“We are in uncharted territory. What does it mean if we don’t have an omnibus farm bill? Good and bad things,” Merrigan said, adding that what might replace the big fight would be small time-consuming fights that would result in even less progress.
Merrigan, who created the Know Your Farmer, Know Your Food Initiative to support local food systems, admitted to the audience that making smart decisions about food has become increasingly difficult despite — or because of — the sheer number of choices available.
She said industry research has shown that putting additional information on a label — whether that information is pertinent or just tells you that the product was “harvested under a full moon” — results in a positive consumer response.
Therefore, we have entered an era of labeling overload in which consumers aren’t sure which certifications matter most, she said.
The USDA also plays a role in designating the health factor of foods via its dietary guidelines, which are updated every five years. What began as a food pyramid has morphed into a “MyPlate” that is largely devoted to vegetables, though Merrigan said the food pyramid is still available for those who find it helpful.
Merrigan said the next guidelines, due out in 2015, might be expanded to help consumers consider how their food choices impact the planet and could be more sustainable.
Of all the movements contained in today’s “food revolution,” Merrigan said she is most heartened by the growth of farm-to-school programs in the country.
She worked with First Lady Michelle Obama to craft the Healthy, Hunger-free Kids Act while in office, which revamped school lunches to make them more healthful and promote the sourcing of local ingredients.
Merrigan cited research that students who participated in garden-based learning programs performed better in school, were more environmentally aware and were more willing to try fruits and vegetables beyond what they had seen growing in a garden just by being introduced to the process.
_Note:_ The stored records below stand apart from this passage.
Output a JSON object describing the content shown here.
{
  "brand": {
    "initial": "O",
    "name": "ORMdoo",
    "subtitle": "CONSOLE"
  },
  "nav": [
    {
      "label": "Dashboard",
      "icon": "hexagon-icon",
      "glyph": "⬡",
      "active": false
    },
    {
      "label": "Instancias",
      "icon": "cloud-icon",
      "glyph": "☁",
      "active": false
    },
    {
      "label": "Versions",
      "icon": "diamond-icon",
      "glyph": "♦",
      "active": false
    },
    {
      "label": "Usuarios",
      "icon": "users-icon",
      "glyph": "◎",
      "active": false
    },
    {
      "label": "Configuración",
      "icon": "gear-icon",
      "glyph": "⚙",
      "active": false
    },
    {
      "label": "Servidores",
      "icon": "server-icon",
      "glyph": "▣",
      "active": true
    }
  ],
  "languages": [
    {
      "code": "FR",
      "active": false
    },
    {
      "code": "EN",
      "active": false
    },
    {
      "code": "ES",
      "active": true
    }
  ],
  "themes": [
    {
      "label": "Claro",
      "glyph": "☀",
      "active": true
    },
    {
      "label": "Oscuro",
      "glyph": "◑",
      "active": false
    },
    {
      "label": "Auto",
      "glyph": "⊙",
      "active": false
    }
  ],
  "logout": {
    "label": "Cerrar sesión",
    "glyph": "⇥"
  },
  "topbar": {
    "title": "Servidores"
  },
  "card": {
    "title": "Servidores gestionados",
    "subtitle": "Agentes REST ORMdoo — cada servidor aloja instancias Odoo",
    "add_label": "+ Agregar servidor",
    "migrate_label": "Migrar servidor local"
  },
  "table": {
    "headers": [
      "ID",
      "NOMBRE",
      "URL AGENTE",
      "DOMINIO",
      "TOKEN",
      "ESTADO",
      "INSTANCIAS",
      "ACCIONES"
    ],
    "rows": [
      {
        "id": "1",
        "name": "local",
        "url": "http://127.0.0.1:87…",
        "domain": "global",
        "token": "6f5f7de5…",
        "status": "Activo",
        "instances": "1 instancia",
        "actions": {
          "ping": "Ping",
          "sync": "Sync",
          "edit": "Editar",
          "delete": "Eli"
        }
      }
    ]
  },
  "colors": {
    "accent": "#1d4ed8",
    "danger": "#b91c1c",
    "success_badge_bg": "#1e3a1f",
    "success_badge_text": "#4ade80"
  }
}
“That has a long-lasting impact as people reconnect and start bringing agriculture back into their education,” Merrigan said. “Who knows where that leads?”
Merrigan cited the USDA’s continual work in her areas of interest, such as work to improve the nutrition of low-income individuals and to address the need for additional farm workers.
As the government’s dietary guidelines point out that we should eat more fruits and vegetables, Merrigan thinks food policies should follow that encourage family farms to grow more produce alongside their current crops (a practice that has grown with the local foods movement in much of the Delmarva region).